WAGNER: Tristan and Isolde
RACHMANINOFF: Piano Concerto No. 2 in C minor, Op. 18. BARTÓK:
Rhapsody No. 1 for Violin and Orchestra. VIOTTI: Violin Concerto No.
22 in A minor.
SCHUMANN: Piano Concerto in A minor, Op. 54. Kinderseznen,
Op. 15. Abegg-Variations, Op. 1. Bunte Blätter, Op. 99. Waldszenen,
January 9, 1960 was a very special day at the Met, the first appearance of famed Swedish soprano Birgit Nilsson, who would continue to perform at the Met more than 200 times primarilyh in Wagner, Strauss and Puccini. The second performance took place December 23, and the third, December 28 is the famous one in which the tenor was indisposed, so the role of Tristan was sung by a different tenor in each act: Ramon Vinay), Karl Liebl . and Albert DaCosta. The fourth performance, January 9, 1960 was broadcadt and can be heard on Pristine's new set.It is a magnificent performance in every way, and producer Andrew Rose has done what can be done to enhance the original sound. Even he could noit alter balances; the hunting horns in Act Two are indeed distant, barely audible, but this is a minor quibble. Nilsson is radiant, Vinay and the remainder of the cast are first-rate. Announcements by Milton Cross are included adding to the sense of occasion. Don't overlook the recent reissue of another Nilsson Isolde, from Bayreuth in 1962, also with Böhm, mentioned on this site (REVIEW).This hass the plus of the rich acoustics of the vernue. Both of these are essential for Nilsson fans.
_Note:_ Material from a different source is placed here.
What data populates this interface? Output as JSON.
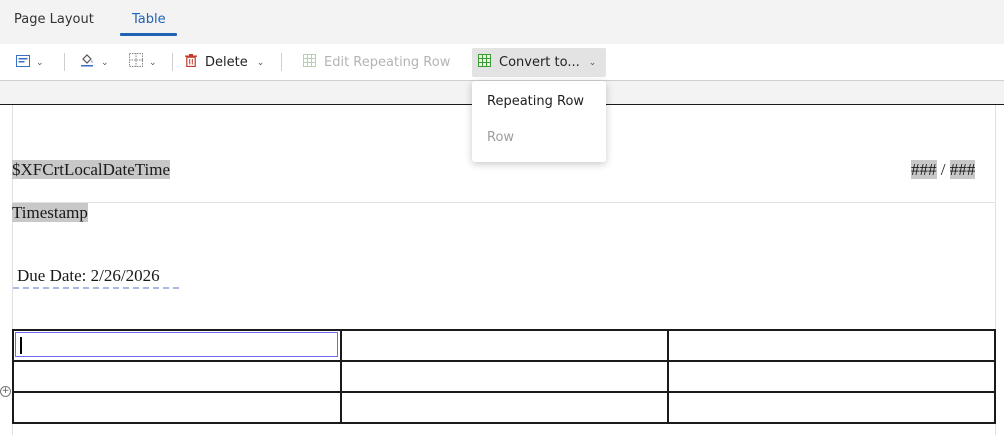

Pristine continues their fine series of live performances of the Boston Symphony at Tanglewood conducted with this disk featuring two leading soloists of the time. Gary Graffman is sterling soloist in Rachmaninoff''s Concerto No. 2 from a concert August 19, 1961. Graffman's Columbia recording with Leonard Bernstein and the New York Philharmonic was made about the same time and has been in the catalog ever since. Isaac Stern is heard in the Bartók and Viotti works. He has recorded both, but his Viotti recording was made some years earlier with Eugene Ormandy and the Philadelphia Orchestra. The concerto is the best-known of 29 such works, neglected by most violinists. The Stern performances are from a concert July 23, 1961. Both soloists are in top form, and the stereo broadcasts, as XR remastered by producer Andrew Rose, are rich and satisfying. An engaging release!
Romanian pianist Clara Haskill (1895 - 1960) specialized in music of Robert Schumann and made numerous recordings. This newly-mastered disk offers performances recorded in Victoria Hall,k Genera, 1956 (Concerto), Bensacon, 1956 (Kinderszenen), Ludigsburg, 1953 (Abegg Variations), Ludigsburg, 1953/Amsterdam 1952 (Bünte Blätter), and London 1847 (Waldszenen). Here is a generously filled disk (78:43) of some of her live Schumann performances all of which have been issued previously, remastered in best possible sound. If you don't already have them, here is a convenient way to acquire these sensitive interpretations.
Soprano Herva Nelli (1909 - 1994), born in Italy and came to Pittsburgh while very young. She showed great promise as a soprano and her career really took off when she successfully auditioned for Arturo Toscanini, who often featured her in performances and some recordings. She also appeared at the New York City Opera and the Metropolitan. When her sinfging career ended, she became a professional chef. Highly respected throughout her career, she never reached legendary status.You can see some of her performances on YouTube. This Aïda shows her in top form; she is fearless on that treatcherous climactic C in O patria mia. However, during Ritoria Vincitor she produces some very odd "squeaky! sounds; hard to believe Toscanini would have approved. It is quite comical, startling as well. These occiur at 3:31 and 3:40 into the aria. The remainder of the cast is first-rate, with Richard Tucker an admirable Radames. And of course Toscanini is electrifying on the podium. This is an NBC broadcast from June 1949, and Urania's remastering has made it very listenable. No CD notes, no libretto, but an opportunity to hear the Maestro leding an opera that was dear to him.
R.E.B. (September 2016)